The National Institute for Occupational Safety and Health (NIOSH), part of the Centers for Disease Control and Prevention, recently awarded Dr. George Delclos and Dr. David Gimeno with a $1.3 million grant for their project on asthma in Texas healthcare workers. Drs. Delclos and Gimeno are faculty members of the Southwest Center for Occupational and Environmental Health in the Division of Epidemiology, Human Genetics and Environmental Sciences at The University of Texas School of Public Health. The School of Public Health is part of The University of Texas Health Science Center at Houston (UTHealth).
About the project:

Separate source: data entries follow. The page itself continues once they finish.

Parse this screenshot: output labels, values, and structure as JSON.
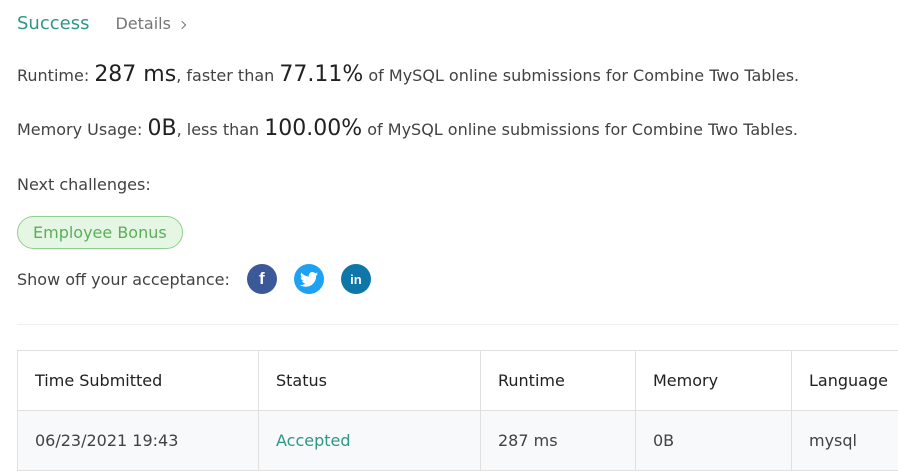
{
  "header": {
    "status_label": "Success",
    "details_label": "Details"
  },
  "runtime": {
    "label": "Runtime:",
    "value": "287 ms",
    "mid": ", faster than",
    "percent": "77.11%",
    "suffix": "of MySQL online submissions for Combine Two Tables."
  },
  "memory": {
    "label": "Memory Usage:",
    "value": "0B",
    "mid": ", less than",
    "percent": "100.00%",
    "suffix": "of MySQL online submissions for Combine Two Tables."
  },
  "next_challenges": {
    "label": "Next challenges:",
    "items": [
      "Employee Bonus"
    ]
  },
  "share": {
    "label": "Show off your acceptance:",
    "icons": [
      "facebook-icon",
      "twitter-icon",
      "linkedin-icon"
    ]
  },
  "colors": {
    "accent": "#2f9688",
    "chip_bg": "#e6f6e5",
    "chip_border": "#8fcf8e",
    "facebook": "#3b5998",
    "twitter": "#1da1f2",
    "linkedin": "#0e76a8"
  },
  "table": {
    "headers": [
      "Time Submitted",
      "Status",
      "Runtime",
      "Memory",
      "Language"
    ],
    "rows": [
      [
        "06/23/2021 19:43",
        "Accepted",
        "287 ms",
        "0B",
        "mysql"
      ]
    ]
  }
}
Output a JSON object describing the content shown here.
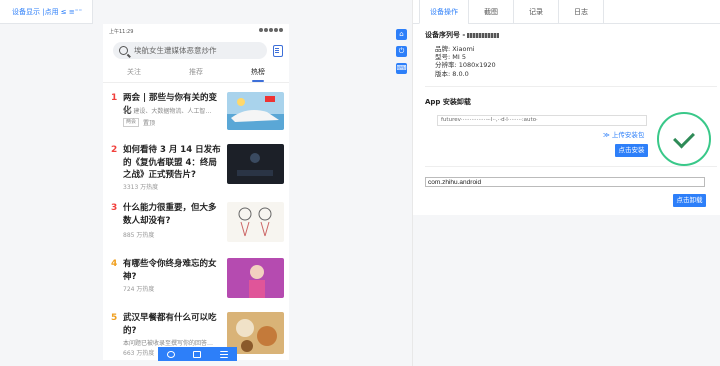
{
  "top_tab": {
    "label": "设备显示 |点用 ≤ ≡⁼⁼"
  },
  "phone": {
    "status": {
      "time": "上午11:29",
      "right": "··· ▲ ■ ■"
    },
    "search": {
      "placeholder": "埃航女生遭媒体恶意炒作"
    },
    "tabs": [
      "关注",
      "推荐",
      "热榜"
    ],
    "active_tab": "热榜",
    "hot_items": [
      {
        "rank": "1",
        "title": "两会 | 那些与你有关的变化",
        "sub": "5G 建设、大数据物流、人工智…",
        "tag": "两会",
        "tag_text": "置顶",
        "heat": ""
      },
      {
        "rank": "2",
        "title": "如何看待 3 月 14 日发布的《复仇者联盟 4：终局之战》正式预告片?",
        "sub": "",
        "heat": "3313 万热度"
      },
      {
        "rank": "3",
        "title": "什么能力很重要，但大多数人却没有?",
        "sub": "",
        "heat": "885 万热度"
      },
      {
        "rank": "4",
        "title": "有哪些令你终身难忘的女神?",
        "sub": "",
        "heat": "724 万热度"
      },
      {
        "rank": "5",
        "title": "武汉早餐都有什么可以吃的?",
        "sub": "本问题已被收录至撰写你的回答…",
        "heat": "663 万热度"
      }
    ]
  },
  "right": {
    "tabs": [
      "设备操作",
      "截图",
      "记录",
      "日志"
    ],
    "device_section": {
      "title": "设备序列号 -",
      "brand": "品牌: Xiaomi",
      "model": "型号: MI 5",
      "resolution": "分辨率: 1080x1920",
      "version": "版本: 8.0.0"
    },
    "install_section": {
      "title": "App 安装卸载",
      "file": "futurev···············-·l··,··d·l········:auto·",
      "upload_link": "≫ 上传安装包",
      "install_button": "点击安装"
    },
    "uninstall_section": {
      "package": "com.zhihu.android",
      "uninstall_button": "点击卸载"
    }
  },
  "colors": {
    "accent": "#2d7ff9",
    "hot_red": "#f1403c",
    "hot_orange": "#f0a020",
    "success": "#39c889"
  }
}
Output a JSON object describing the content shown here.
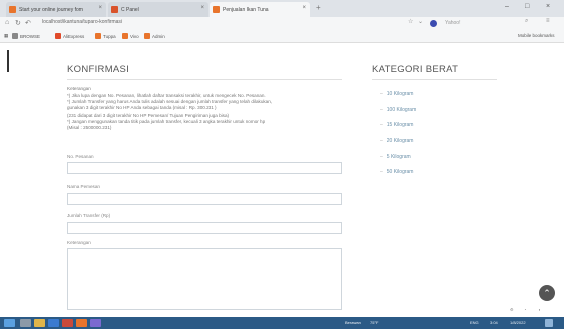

In the U.S., asthma prevalence has grown by almost 15 percent and it is estimated that 15-to-25 percent of adult cases are caused or aggravated by work-related factors. Certain occupational groups are at an increased risk of developing work-related asthma, particularly health care workers (HCWs). In 2003, the same authors found that contribution of occupational exposure to asthma in HCWs is not trivial, especially among nurses, and that risk of asthma after entry into a health care profession was significantly increased for tasks involving medical instrument cleaning and disinfection, general cleaning, use of powdered latex gloves, and the administration of aerosolized medications. Over the past decade, health care related practices have changed, as has the use of certain products. It likely that these and other changes in health care setting practices, coupled with increased awareness of asthma in HCWs, have had an effect on the burden of asthma in this worker population. The goals of this project are to estimate changes in the associations between occupational exposures and asthma among HCWs during the last decade as well as to assess the socioeconomic impact of asthma in HCWs and, where possible, compare them to the situation at the time of the 2003 survey.